Profiting (Legally) From Cyber Insecurity
“Everybody points to security as one of the top needs in the enterprise, but the spending rarely translates into any of these stocks,” Spivak says. “Just because security is hot doesn’t mean the stocks are going to outperform. It hasn’t always worked out in the near term.”
In its most recent guidance, for example, Sourcefire warned of slower near-term growth because of spending cuts in the federal government.
“In the short term, our federal government doesn’t necessarily have a budget plan in place,” Owens says. “We’re not seeing the associated spending increases that we’d like to, especially to protect our cyber infrastructure. One of your largest consumers of this technology currently is on a flat spending budget on a year-over-year basis. You’ve got austerity programs internationally, as well, that are somewhat mitigating the near-term spend opportunity.”
But analysts note that the long-term outlook remains strong.
“The federal government is and has been one of the most attempted-to-be-hacked organizations in the world,” Spivak says. “They have to invest in this area.”
And because cyber criminals operate a step ahead of the technologies designed to thwart them, there will always be opportunities within the sector for investors.

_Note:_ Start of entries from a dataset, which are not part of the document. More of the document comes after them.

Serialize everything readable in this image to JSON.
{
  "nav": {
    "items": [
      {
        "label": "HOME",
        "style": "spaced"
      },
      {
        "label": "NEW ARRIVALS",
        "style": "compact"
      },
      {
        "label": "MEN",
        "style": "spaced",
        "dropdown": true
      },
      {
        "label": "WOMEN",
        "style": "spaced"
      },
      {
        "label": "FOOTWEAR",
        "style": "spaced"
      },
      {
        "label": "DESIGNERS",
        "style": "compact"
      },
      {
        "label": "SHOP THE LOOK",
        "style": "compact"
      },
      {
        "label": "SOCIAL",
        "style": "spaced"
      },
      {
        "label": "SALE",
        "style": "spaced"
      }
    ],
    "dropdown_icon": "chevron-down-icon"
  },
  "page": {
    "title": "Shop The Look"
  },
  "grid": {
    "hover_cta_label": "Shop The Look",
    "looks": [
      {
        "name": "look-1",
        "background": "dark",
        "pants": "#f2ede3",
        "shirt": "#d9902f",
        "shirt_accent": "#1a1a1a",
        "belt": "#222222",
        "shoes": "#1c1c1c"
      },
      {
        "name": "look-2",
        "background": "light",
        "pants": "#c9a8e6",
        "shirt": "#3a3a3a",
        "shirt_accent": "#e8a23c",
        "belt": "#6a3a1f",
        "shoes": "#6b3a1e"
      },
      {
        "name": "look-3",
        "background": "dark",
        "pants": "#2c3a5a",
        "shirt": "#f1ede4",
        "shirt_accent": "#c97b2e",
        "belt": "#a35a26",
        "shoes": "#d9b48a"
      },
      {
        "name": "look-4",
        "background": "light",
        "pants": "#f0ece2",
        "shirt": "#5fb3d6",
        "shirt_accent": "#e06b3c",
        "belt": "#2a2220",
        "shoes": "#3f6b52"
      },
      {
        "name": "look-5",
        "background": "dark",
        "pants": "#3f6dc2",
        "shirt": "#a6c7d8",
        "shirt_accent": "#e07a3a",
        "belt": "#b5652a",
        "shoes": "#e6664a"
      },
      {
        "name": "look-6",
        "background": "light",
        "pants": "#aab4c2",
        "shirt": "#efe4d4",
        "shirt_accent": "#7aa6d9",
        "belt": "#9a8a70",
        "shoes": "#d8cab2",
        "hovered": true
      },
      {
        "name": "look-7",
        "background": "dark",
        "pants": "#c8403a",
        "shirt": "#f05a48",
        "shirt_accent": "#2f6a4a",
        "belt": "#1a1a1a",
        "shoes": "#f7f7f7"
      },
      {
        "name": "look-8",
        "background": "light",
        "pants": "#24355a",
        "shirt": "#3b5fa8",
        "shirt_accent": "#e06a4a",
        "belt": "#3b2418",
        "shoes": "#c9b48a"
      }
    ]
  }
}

“Given the attacks that we’re seeing on a national level, on a local level, and in enterprises, we’ll continue to see a ramp in cyber security spending over the next five to 10 years,” Owens says. “A pretty dramatic ramp, which should set up a pretty positive fundamental backdrop for a majority of these companies.”